◆ **PROBLEM STATEMENT**: Would you please state how many lines in the entries contain the word "title"? Only the number should be given.

Data about app and page elements
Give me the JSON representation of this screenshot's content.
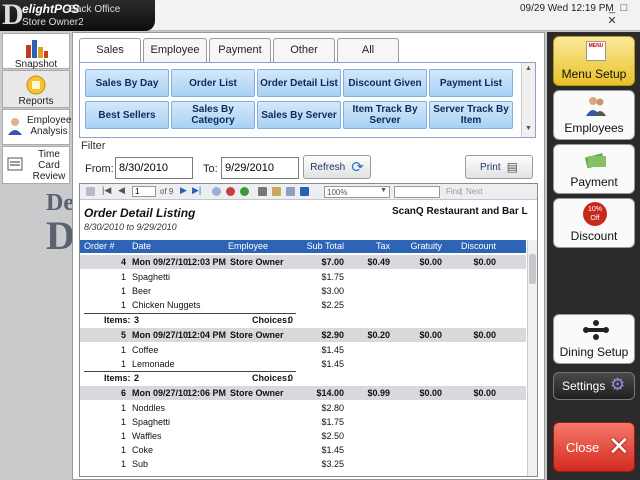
{
  "app": {
    "brand": "elightPOS",
    "brand_initial": "D",
    "section": "-Back Office",
    "user": "Store Owner2",
    "clock": "09/29 Wed 12:19 PM",
    "window_controls": [
      "_",
      "□",
      "✕"
    ]
  },
  "left_nav": [
    {
      "label": "Snapshot",
      "icon": "bar-chart-icon"
    },
    {
      "label": "Reports",
      "icon": "reports-icon"
    },
    {
      "label": "Employee Analysis",
      "icon": "employee-analysis-icon"
    },
    {
      "label": "Time Card Review",
      "icon": "time-card-icon"
    }
  ],
  "tabs": [
    "Sales",
    "Employee",
    "Payment",
    "Other",
    "All"
  ],
  "selected_tab": "Sales",
  "report_buttons": [
    [
      "Sales By Day",
      "Order List",
      "Order Detail List",
      "Discount Given",
      "Payment List"
    ],
    [
      "Best Sellers",
      "Sales By Category",
      "Sales By Server",
      "Item Track By Server",
      "Server Track By Item"
    ]
  ],
  "filter": {
    "legend": "Filter",
    "from_label": "From:",
    "from_value": "8/30/2010",
    "to_label": "To:",
    "to_value": "9/29/2010",
    "refresh_label": "Refresh",
    "print_label": "Print"
  },
  "viewer_toolbar": {
    "page": "1",
    "of_pages": "of 9",
    "zoom": "100%",
    "find_label": "Find",
    "next_label": "Next"
  },
  "report": {
    "title": "Order Detail Listing",
    "company": "ScanQ Restaurant and Bar L",
    "range": "8/30/2010 to 9/29/2010",
    "columns": [
      "Order #",
      "Date",
      "Employee",
      "Sub Total",
      "Tax",
      "Gratuity",
      "Discount"
    ],
    "orders": [
      {
        "num": "4",
        "date": "Mon 09/27/10",
        "time": "12:03 PM",
        "employee": "Store Owner",
        "subtotal": "$7.00",
        "tax": "$0.49",
        "gratuity": "$0.00",
        "discount": "$0.00",
        "items": [
          {
            "qty": "1",
            "name": "Spaghetti",
            "price": "$1.75"
          },
          {
            "qty": "1",
            "name": "Beer",
            "price": "$3.00"
          },
          {
            "qty": "1",
            "name": "Chicken Nuggets",
            "price": "$2.25"
          }
        ],
        "items_label": "Items:",
        "items_count": "3",
        "choices_label": "Choices:",
        "choices_count": "0"
      },
      {
        "num": "5",
        "date": "Mon 09/27/10",
        "time": "12:04 PM",
        "employee": "Store Owner",
        "subtotal": "$2.90",
        "tax": "$0.20",
        "gratuity": "$0.00",
        "discount": "$0.00",
        "items": [
          {
            "qty": "1",
            "name": "Coffee",
            "price": "$1.45"
          },
          {
            "qty": "1",
            "name": "Lemonade",
            "price": "$1.45"
          }
        ],
        "items_label": "Items:",
        "items_count": "2",
        "choices_label": "Choices:",
        "choices_count": "0"
      },
      {
        "num": "6",
        "date": "Mon 09/27/10",
        "time": "12:06 PM",
        "employee": "Store Owner",
        "subtotal": "$14.00",
        "tax": "$0.99",
        "gratuity": "$0.00",
        "discount": "$0.00",
        "items": [
          {
            "qty": "1",
            "name": "Noddles",
            "price": "$2.80"
          },
          {
            "qty": "1",
            "name": "Spaghetti",
            "price": "$1.75"
          },
          {
            "qty": "1",
            "name": "Waffles",
            "price": "$2.50"
          },
          {
            "qty": "1",
            "name": "Coke",
            "price": "$1.45"
          },
          {
            "qty": "1",
            "name": "Sub",
            "price": "$3.25"
          }
        ]
      }
    ]
  },
  "right_nav": {
    "menu_setup": "Menu Setup",
    "menu_badge": "MENU",
    "employees": "Employees",
    "payment": "Payment",
    "discount": "Discount",
    "discount_badge_top": "10%",
    "discount_badge_bottom": "Off",
    "dining_setup": "Dining Setup",
    "settings": "Settings",
    "close": "Close"
  },
  "colors": {
    "accent_blue": "#2e64b5",
    "report_button": "#a9d1f4",
    "menu_setup": "#e9c126",
    "close": "#d42a1f",
    "order_row": "#d7d9dc"
  }
}
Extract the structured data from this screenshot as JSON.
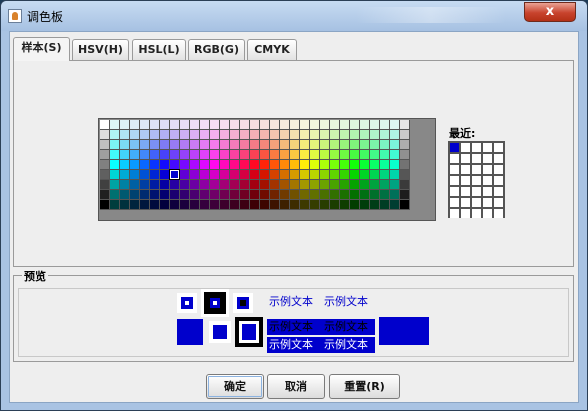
{
  "window": {
    "title": "调色板",
    "close_glyph": "x",
    "icon": "java-cup-icon"
  },
  "tabs": [
    {
      "label": "样本(S)",
      "active": true
    },
    {
      "label": "HSV(H)",
      "active": false
    },
    {
      "label": "HSL(L)",
      "active": false
    },
    {
      "label": "RGB(G)",
      "active": false
    },
    {
      "label": "CMYK",
      "active": false
    }
  ],
  "swatches": {
    "label": "",
    "selected": "#0000cc"
  },
  "recent": {
    "label": "最近:",
    "colors": [
      "#0000cc"
    ]
  },
  "preview": {
    "title": "预览",
    "sample_text": "示例文本",
    "color": "#0000cc"
  },
  "buttons": {
    "ok": "确定",
    "cancel": "取消",
    "reset": "重置(R)"
  }
}
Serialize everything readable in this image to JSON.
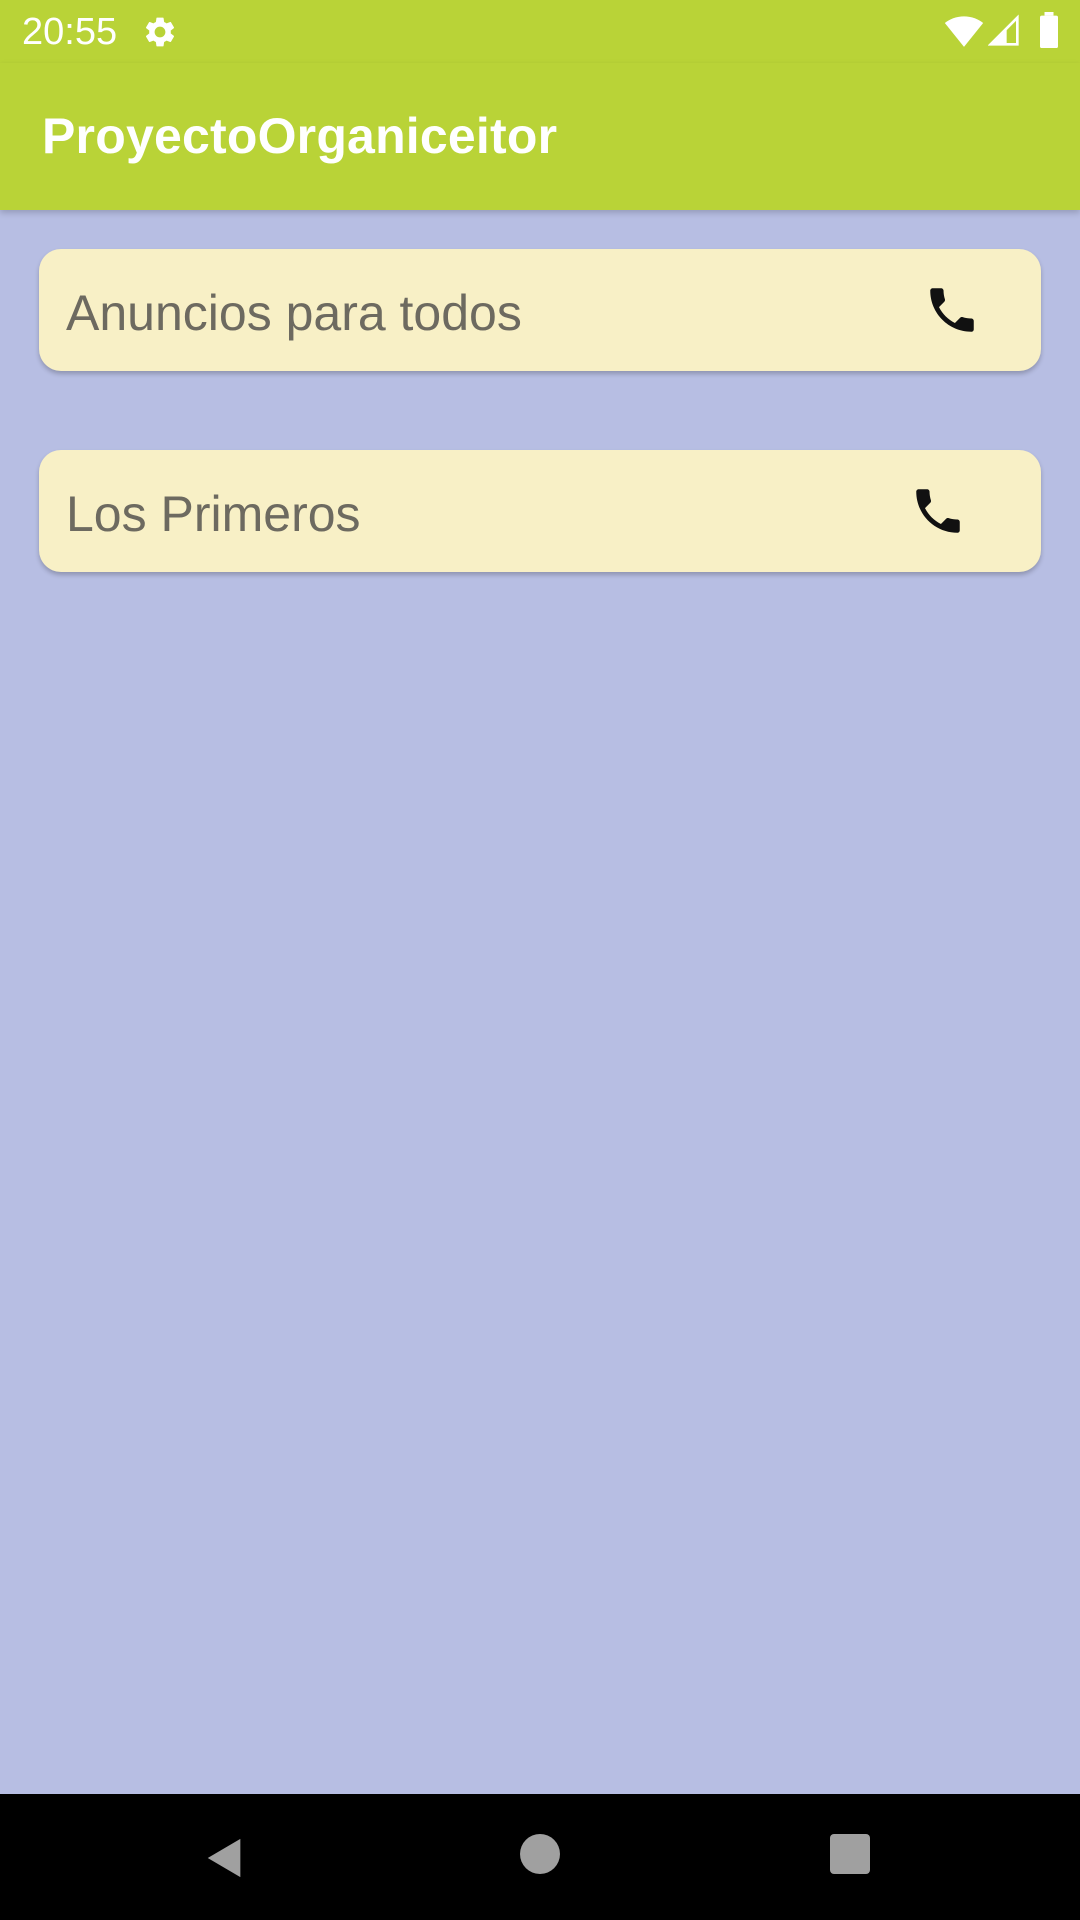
{
  "status_bar": {
    "time": "20:55",
    "icons": [
      "gear-icon",
      "wifi-icon",
      "signal-icon",
      "battery-icon"
    ]
  },
  "app_bar": {
    "title": "ProyectoOrganiceitor"
  },
  "list": {
    "items": [
      {
        "label": "Anuncios para todos",
        "icon": "phone-icon"
      },
      {
        "label": "Los Primeros",
        "icon": "phone-icon"
      }
    ]
  },
  "nav_bar": {
    "buttons": [
      "back-icon",
      "home-icon",
      "recents-icon"
    ]
  },
  "colors": {
    "app_bar": "#b9d337",
    "background": "#b7bee3",
    "card": "#f8f0c6",
    "card_text": "#6d6a60",
    "nav_bar": "#000000"
  }
}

◆ **YOUR RESPONSE**: 4